ASSIGNMENT: Your task is to retype all of the records below with complete accuracy.

SOURCE RECORDS:

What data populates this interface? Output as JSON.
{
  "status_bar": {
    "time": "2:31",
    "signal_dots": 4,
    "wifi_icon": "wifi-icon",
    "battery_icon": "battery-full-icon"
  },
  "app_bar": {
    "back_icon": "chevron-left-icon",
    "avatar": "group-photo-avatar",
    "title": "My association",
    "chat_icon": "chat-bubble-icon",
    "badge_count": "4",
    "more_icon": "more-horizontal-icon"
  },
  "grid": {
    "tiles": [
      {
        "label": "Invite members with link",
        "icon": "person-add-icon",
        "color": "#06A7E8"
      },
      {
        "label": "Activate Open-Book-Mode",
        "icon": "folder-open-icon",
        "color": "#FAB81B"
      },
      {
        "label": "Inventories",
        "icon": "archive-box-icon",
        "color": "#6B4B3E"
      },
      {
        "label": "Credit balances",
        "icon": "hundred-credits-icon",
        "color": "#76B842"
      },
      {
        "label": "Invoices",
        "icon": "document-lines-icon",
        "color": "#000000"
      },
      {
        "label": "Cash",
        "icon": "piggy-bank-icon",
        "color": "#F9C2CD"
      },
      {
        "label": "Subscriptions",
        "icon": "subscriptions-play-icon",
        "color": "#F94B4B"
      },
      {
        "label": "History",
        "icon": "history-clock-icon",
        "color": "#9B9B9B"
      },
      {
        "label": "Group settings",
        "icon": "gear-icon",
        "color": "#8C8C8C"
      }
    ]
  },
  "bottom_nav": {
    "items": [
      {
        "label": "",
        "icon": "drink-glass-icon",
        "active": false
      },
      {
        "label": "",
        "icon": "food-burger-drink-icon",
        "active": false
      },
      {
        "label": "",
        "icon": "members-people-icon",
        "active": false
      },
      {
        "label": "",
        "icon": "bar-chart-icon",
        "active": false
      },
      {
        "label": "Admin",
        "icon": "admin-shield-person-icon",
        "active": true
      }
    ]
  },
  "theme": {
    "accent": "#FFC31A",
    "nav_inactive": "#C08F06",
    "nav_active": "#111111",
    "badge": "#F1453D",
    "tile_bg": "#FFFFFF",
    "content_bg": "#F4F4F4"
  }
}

RESULT OF THIS EXERCISE:
What data populates this interface? Output as JSON.
{
  "status_bar": {
    "time": "2:31",
    "signal_dots": 4,
    "wifi_icon": "wifi-icon",
    "battery_icon": "battery-full-icon"
  },
  "app_bar": {
    "back_icon": "chevron-left-icon",
    "avatar": "group-photo-avatar",
    "title": "My association",
    "chat_icon": "chat-bubble-icon",
    "badge_count": "4",
    "more_icon": "more-horizontal-icon"
  },
  "grid": {
    "tiles": [
      {
        "label": "Invite members with link",
        "icon": "person-add-icon",
        "color": "#06A7E8"
      },
      {
        "label": "Activate Open-Book-Mode",
        "icon": "folder-open-icon",
        "color": "#FAB81B"
      },
      {
        "label": "Inventories",
        "icon": "archive-box-icon",
        "color": "#6B4B3E"
      },
      {
        "label": "Credit balances",
        "icon": "hundred-credits-icon",
        "color": "#76B842"
      },
      {
        "label": "Invoices",
        "icon": "document-lines-icon",
        "color": "#000000"
      },
      {
        "label": "Cash",
        "icon": "piggy-bank-icon",
        "color": "#F9C2CD"
      },
      {
        "label": "Subscriptions",
        "icon": "subscriptions-play-icon",
        "color": "#F94B4B"
      },
      {
        "label": "History",
        "icon": "history-clock-icon",
        "color": "#9B9B9B"
      },
      {
        "label": "Group settings",
        "icon": "gear-icon",
        "color": "#8C8C8C"
      }
    ]
  },
  "bottom_nav": {
    "items": [
      {
        "label": "",
        "icon": "drink-glass-icon",
        "active": false
      },
      {
        "label": "",
        "icon": "food-burger-drink-icon",
        "active": false
      },
      {
        "label": "",
        "icon": "members-people-icon",
        "active": false
      },
      {
        "label": "",
        "icon": "bar-chart-icon",
        "active": false
      },
      {
        "label": "Admin",
        "icon": "admin-shield-person-icon",
        "active": true
      }
    ]
  },
  "theme": {
    "accent": "#FFC31A",
    "nav_inactive": "#C08F06",
    "nav_active": "#111111",
    "badge": "#F1453D",
    "tile_bg": "#FFFFFF",
    "content_bg": "#F4F4F4"
  }
}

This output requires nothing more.